Lot 324. A large rare early Ming blue and white 'peony' dish, Yongle period (1403-1425); 14 ¾ in. (37.5 cm.) diam. Estimate GBP 50,000 - GBP 80,000. Price realised GBP 74,500. © Christie’s Images Limited 2015.
The dish is finely painted in bright sapphire-blue tones with two peony blooms growing from a curled branch bearing leaves and buds, surrounded on the cavetto with seven peony blooms and on the everted lipped rim with continuous scrolling sprays. The exterior is detailed with a further lotus meander, all within double-line borders. The base is unglazed.
Provenance: Formerly in the Christer Löfgren collection, Sweden.
Note: Dishes of this pattern include one in the Topkapi Saray Museum, illustrated by R. Krahl, Chinese Ceramics in the Topkapi Saray Museum, Istanbul, vol.
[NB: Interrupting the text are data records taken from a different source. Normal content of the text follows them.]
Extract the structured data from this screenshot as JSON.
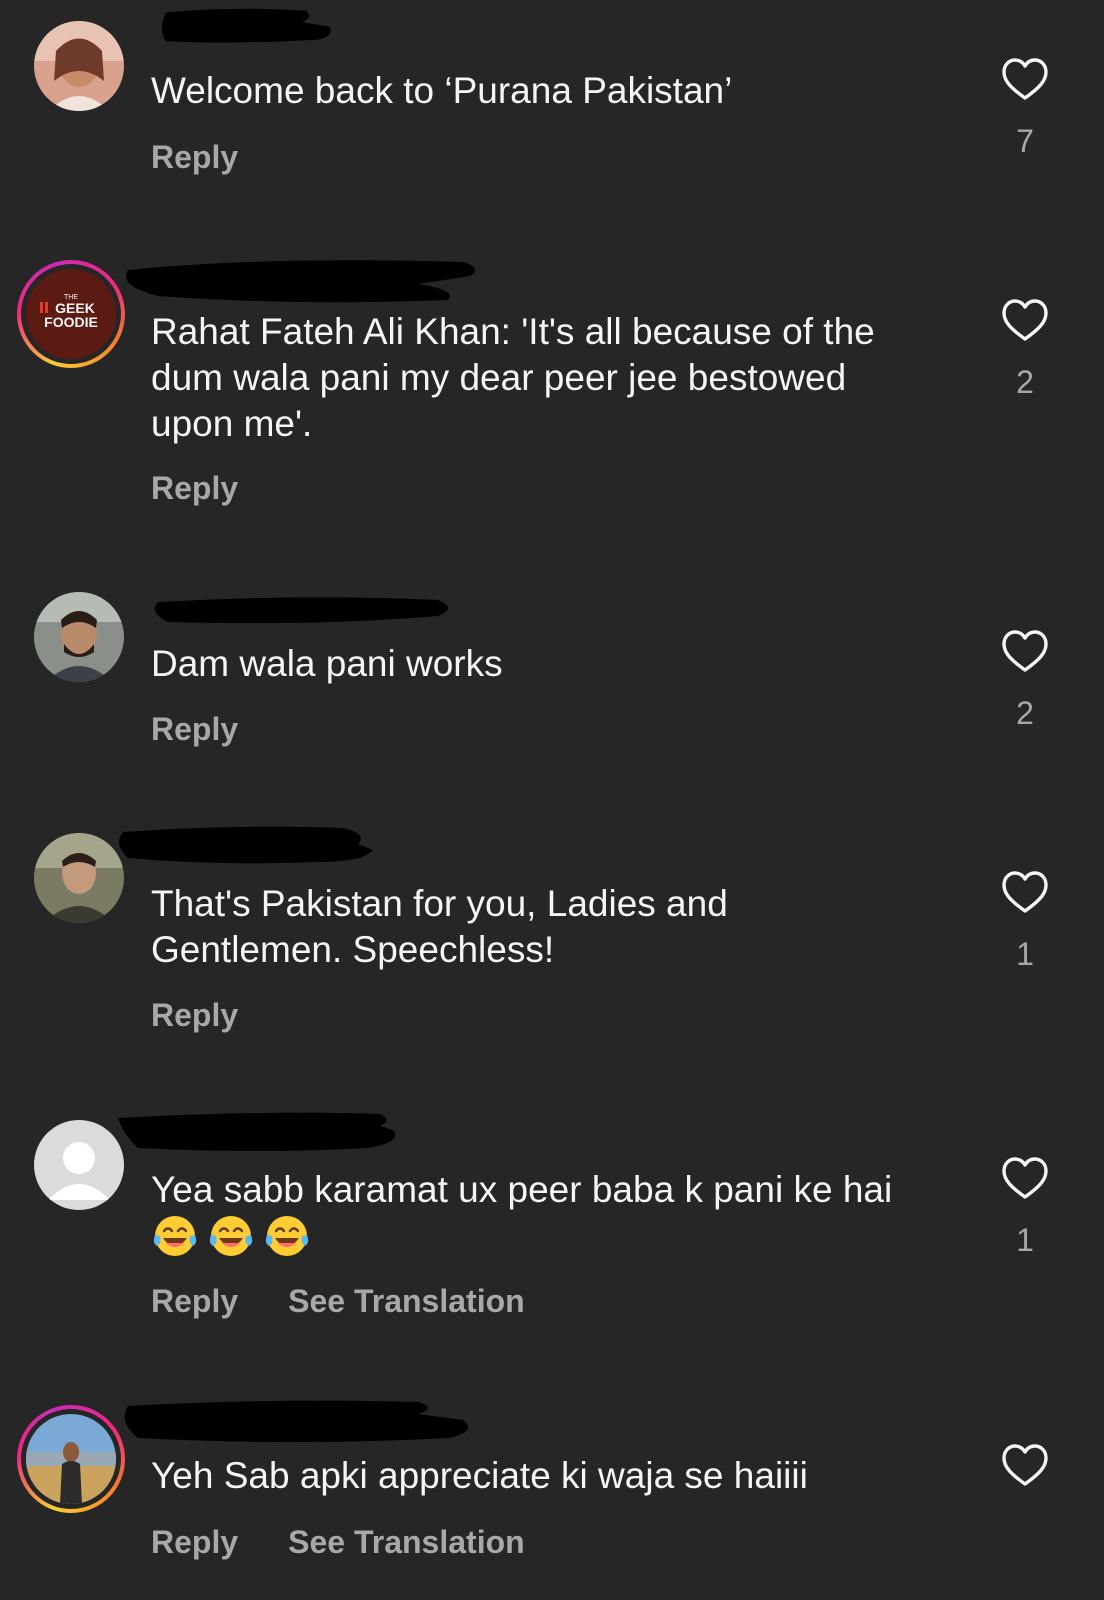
{
  "comments": [
    {
      "text": "Welcome back to ‘Purana Pakistan’",
      "reply_label": "Reply",
      "likes": "7"
    },
    {
      "text": "Rahat Fateh Ali Khan: 'It's all because of the dum wala pani my dear peer jee bestowed upon me'.",
      "reply_label": "Reply",
      "likes": "2",
      "avatar_logo_top": "THE",
      "avatar_logo_main": "GEEK",
      "avatar_logo_bottom": "FOODIE"
    },
    {
      "text": "Dam wala pani works",
      "reply_label": "Reply",
      "likes": "2"
    },
    {
      "text": "That's Pakistan for you, Ladies and Gentlemen. Speechless!",
      "reply_label": "Reply",
      "likes": "1"
    },
    {
      "text": "Yea sabb karamat ux peer baba k pani ke hai",
      "reply_label": "Reply",
      "see_translation_label": "See Translation",
      "likes": "1",
      "emoji_count": 3
    },
    {
      "text": "Yeh Sab apki appreciate ki waja se haiiii",
      "reply_label": "Reply",
      "see_translation_label": "See Translation",
      "likes": ""
    }
  ],
  "colors": {
    "background": "#262626",
    "text": "#f5f5f5",
    "secondary": "#a8a8a8",
    "story_ring": "#ee2a7b"
  }
}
II, 1986, no. 598; another in the Archaeological Museum of Iran, Teheran, recorded by A. Pope, Chinese Porcelain from the Ardebil Shrine, 1956, pl. 32, no. 29.68 ; another from the collection of Gustaf VI Adolf, H.M. The King of Sweden, was included in the exhibition of Ming Blue and White, Museum of Far Eastern Antiquities, Stockholm, 1964, no.23, p.39 and is also illustrated by Bo Gyllensvärd in The World's Great Collections, Oriental Ceramics, Museum of Far Eastern Antiquities, Stockholm, Sweden, Vol.8, no.214; another dish of this exact same pattern is illustrated by Regina Krahl in Chinese Ceramics from the Meiyintang Collection, Volume II, p. 47, no.660.
Very similar dishes but with different pattern on the rim are recorded such as the one from the Qing Court Collection, Beijing, illustrated in Blue and White Porcelain with Underglazed Red (I), The Complete Collection of Treasures of the Palace Museum, Hong Kong, 2000, pl. 55; and the two dishes included in the Exhibition of Imperial Porcelain of the Yongle and Xuande Periods Excavated From the Site of the Ming Imperial Factory at Jingdezhen, Hong Kong Museum of Art, 1989, illustrated in the Catalogue, p. 63, figs. 1 and 2.
CHRISTIE'S. FINE CHINESE CERAMICS & WORKS OF ART, 10 November 2015, London, King Street